» WORK REQUIRED:
The word "統一編號" may appear in some of the lines below. State how many lines contain it, and write only that number.

[Recorded data]
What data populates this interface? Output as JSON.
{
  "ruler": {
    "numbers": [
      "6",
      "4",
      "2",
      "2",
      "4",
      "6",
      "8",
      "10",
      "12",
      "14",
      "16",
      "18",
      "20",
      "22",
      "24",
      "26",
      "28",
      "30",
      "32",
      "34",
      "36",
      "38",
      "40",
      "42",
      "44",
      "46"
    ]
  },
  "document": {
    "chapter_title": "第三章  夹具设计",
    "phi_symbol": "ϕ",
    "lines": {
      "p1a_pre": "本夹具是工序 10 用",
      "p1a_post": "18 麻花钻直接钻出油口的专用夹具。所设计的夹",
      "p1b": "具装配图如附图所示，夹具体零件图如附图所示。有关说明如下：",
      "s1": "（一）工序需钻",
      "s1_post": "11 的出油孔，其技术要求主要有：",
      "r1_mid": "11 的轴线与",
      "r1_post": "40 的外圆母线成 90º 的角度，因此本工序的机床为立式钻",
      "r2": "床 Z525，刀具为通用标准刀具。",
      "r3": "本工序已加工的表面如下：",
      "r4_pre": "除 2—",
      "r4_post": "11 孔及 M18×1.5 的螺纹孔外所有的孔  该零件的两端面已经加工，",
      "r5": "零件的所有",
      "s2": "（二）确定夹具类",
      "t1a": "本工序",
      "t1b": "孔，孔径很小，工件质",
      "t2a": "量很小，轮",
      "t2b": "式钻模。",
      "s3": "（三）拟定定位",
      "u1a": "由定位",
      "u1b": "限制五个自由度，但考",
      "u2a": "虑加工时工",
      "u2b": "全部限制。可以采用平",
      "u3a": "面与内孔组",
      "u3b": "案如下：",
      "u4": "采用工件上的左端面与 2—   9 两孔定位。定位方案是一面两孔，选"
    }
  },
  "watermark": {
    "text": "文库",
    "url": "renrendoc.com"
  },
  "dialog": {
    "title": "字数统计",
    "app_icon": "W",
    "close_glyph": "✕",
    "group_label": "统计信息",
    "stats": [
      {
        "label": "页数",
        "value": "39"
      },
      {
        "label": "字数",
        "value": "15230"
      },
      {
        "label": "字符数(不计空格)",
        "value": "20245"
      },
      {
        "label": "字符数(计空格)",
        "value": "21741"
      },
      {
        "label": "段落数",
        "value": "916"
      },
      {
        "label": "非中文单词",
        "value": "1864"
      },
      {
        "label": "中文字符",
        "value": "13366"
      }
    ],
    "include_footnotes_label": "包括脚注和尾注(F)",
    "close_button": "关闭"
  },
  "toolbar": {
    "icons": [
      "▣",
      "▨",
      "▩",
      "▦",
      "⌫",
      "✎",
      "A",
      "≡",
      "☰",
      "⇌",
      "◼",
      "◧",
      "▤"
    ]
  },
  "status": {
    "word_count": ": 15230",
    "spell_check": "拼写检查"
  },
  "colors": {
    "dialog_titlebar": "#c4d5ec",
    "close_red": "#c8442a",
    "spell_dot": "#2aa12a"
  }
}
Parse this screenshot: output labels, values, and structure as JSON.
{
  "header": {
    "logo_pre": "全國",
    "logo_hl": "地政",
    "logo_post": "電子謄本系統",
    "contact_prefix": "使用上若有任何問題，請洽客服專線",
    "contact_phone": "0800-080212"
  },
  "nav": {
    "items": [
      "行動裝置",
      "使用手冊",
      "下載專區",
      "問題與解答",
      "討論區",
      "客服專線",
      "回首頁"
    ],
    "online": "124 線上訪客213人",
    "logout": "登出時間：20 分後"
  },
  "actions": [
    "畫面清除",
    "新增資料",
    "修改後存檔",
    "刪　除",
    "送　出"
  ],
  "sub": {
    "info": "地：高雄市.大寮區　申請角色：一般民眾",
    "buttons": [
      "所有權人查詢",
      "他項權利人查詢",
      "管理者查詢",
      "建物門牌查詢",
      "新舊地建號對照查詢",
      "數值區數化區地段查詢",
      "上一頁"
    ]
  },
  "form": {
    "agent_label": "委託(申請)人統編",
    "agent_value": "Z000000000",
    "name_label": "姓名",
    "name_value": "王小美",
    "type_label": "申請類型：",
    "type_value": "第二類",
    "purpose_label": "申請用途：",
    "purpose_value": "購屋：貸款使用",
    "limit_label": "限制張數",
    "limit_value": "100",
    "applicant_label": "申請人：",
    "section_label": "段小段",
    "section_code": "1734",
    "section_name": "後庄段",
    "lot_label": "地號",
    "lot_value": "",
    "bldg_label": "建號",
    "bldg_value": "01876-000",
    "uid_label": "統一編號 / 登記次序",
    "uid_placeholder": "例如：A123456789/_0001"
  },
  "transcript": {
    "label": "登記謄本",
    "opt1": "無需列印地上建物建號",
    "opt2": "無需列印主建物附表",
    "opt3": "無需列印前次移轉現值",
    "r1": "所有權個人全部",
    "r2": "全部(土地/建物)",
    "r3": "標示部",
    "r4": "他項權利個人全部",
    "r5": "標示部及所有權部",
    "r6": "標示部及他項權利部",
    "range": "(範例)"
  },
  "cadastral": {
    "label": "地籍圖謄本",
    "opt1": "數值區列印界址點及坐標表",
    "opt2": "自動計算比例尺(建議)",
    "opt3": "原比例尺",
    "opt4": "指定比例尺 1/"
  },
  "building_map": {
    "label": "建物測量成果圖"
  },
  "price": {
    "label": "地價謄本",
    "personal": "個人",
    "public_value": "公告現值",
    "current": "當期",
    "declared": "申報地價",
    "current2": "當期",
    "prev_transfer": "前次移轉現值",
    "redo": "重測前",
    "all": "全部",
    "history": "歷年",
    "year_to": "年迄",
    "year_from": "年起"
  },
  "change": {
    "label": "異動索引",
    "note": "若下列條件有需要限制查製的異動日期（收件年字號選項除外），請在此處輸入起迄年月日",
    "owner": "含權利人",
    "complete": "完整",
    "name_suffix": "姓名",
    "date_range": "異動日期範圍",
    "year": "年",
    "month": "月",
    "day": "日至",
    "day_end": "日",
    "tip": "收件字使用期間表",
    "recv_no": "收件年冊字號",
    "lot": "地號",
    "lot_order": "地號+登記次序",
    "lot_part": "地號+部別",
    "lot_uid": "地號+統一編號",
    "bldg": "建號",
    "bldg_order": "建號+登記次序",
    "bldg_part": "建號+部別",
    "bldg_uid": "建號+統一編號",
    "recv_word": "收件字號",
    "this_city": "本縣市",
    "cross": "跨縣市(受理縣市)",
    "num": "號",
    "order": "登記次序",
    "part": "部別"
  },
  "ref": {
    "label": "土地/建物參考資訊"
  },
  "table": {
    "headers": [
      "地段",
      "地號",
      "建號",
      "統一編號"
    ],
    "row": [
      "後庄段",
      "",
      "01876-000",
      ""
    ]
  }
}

» RESULT FOR THIS EXERCISE:
4